[Records for the task]:
+ + + + + + +
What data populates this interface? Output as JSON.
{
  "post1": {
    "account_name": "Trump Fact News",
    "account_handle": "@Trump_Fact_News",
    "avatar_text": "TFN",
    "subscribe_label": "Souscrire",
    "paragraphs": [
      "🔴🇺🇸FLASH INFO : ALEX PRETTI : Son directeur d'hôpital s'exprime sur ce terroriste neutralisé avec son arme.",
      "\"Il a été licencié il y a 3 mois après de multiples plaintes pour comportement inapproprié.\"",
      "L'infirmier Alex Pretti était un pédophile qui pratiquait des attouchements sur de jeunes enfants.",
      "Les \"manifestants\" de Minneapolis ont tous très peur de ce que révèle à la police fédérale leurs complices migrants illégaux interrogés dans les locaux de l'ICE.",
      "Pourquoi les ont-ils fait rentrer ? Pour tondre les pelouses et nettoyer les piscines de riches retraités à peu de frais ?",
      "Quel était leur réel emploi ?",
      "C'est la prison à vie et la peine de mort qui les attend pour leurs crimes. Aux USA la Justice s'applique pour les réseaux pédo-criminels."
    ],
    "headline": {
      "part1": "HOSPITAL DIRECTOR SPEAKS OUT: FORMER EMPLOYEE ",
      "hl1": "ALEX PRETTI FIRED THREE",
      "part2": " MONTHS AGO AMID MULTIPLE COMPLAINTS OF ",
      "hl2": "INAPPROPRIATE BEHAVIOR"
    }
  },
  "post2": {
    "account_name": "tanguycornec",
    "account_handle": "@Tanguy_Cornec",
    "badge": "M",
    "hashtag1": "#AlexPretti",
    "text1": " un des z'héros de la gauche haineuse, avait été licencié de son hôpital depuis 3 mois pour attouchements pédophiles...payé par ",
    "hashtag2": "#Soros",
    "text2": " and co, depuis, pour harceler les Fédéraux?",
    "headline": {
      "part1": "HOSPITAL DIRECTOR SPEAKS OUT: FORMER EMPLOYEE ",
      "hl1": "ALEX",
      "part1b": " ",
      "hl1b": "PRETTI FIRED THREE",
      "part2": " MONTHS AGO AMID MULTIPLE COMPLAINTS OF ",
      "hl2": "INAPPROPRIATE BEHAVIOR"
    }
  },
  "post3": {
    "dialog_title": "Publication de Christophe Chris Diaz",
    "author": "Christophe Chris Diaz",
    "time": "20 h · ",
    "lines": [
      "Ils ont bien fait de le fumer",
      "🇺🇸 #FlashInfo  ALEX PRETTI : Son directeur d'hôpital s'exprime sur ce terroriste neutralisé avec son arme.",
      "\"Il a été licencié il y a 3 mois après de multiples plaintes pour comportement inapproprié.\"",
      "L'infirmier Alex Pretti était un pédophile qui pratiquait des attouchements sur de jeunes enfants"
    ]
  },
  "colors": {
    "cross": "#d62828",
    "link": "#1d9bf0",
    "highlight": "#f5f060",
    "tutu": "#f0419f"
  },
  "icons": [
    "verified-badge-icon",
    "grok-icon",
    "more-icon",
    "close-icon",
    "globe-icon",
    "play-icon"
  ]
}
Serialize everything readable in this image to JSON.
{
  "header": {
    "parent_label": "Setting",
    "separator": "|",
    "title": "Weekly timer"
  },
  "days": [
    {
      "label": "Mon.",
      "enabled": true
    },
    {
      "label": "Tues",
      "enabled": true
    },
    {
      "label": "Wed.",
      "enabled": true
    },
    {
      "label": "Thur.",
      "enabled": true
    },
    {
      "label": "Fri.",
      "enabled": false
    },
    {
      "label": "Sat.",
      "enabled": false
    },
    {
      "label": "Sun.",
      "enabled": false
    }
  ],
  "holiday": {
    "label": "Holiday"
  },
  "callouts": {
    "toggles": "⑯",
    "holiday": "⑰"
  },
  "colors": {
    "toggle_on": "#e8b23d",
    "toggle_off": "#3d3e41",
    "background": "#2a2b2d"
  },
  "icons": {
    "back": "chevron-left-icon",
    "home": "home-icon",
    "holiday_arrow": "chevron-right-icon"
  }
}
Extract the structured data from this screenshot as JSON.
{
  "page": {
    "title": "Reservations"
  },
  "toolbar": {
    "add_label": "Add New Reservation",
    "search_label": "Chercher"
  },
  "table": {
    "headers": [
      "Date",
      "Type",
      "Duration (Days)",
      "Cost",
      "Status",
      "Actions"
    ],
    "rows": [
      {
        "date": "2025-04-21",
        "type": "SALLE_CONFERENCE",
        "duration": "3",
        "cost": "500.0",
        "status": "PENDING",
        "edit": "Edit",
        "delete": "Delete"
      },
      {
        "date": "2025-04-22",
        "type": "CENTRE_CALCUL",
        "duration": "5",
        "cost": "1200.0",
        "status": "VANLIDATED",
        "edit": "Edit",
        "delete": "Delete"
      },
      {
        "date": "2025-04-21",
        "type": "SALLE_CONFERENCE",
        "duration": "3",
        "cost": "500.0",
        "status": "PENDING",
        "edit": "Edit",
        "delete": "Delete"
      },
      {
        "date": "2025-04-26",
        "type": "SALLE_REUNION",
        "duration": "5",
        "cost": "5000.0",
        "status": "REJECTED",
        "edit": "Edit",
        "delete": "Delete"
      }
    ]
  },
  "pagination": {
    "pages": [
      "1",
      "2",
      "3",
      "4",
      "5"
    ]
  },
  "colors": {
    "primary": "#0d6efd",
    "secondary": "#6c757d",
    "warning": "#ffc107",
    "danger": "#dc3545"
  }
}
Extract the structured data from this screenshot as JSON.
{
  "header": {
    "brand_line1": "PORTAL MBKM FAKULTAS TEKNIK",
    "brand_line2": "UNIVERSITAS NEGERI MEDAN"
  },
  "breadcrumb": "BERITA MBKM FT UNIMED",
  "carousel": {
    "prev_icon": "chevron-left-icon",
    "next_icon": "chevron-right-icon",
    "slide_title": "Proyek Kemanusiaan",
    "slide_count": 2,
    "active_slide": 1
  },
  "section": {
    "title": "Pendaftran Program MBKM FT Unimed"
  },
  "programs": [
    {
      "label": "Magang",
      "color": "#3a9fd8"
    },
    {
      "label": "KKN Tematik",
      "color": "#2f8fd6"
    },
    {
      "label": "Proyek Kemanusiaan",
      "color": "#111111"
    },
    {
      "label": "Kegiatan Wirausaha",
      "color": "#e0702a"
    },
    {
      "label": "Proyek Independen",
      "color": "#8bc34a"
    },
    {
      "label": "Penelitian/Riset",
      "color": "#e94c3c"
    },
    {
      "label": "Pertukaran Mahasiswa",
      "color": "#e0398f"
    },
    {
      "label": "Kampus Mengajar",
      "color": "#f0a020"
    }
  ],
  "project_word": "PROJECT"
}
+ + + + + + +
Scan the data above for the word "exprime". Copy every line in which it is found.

      "🔴🇺🇸FLASH INFO : ALEX PRETTI : Son directeur d'hôpital s'exprime sur ce terroriste neutralisé avec son arme.",
      "🇺🇸 #FlashInfo  ALEX PRETTI : Son directeur d'hôpital s'exprime sur ce terroriste neutralisé avec son arme.",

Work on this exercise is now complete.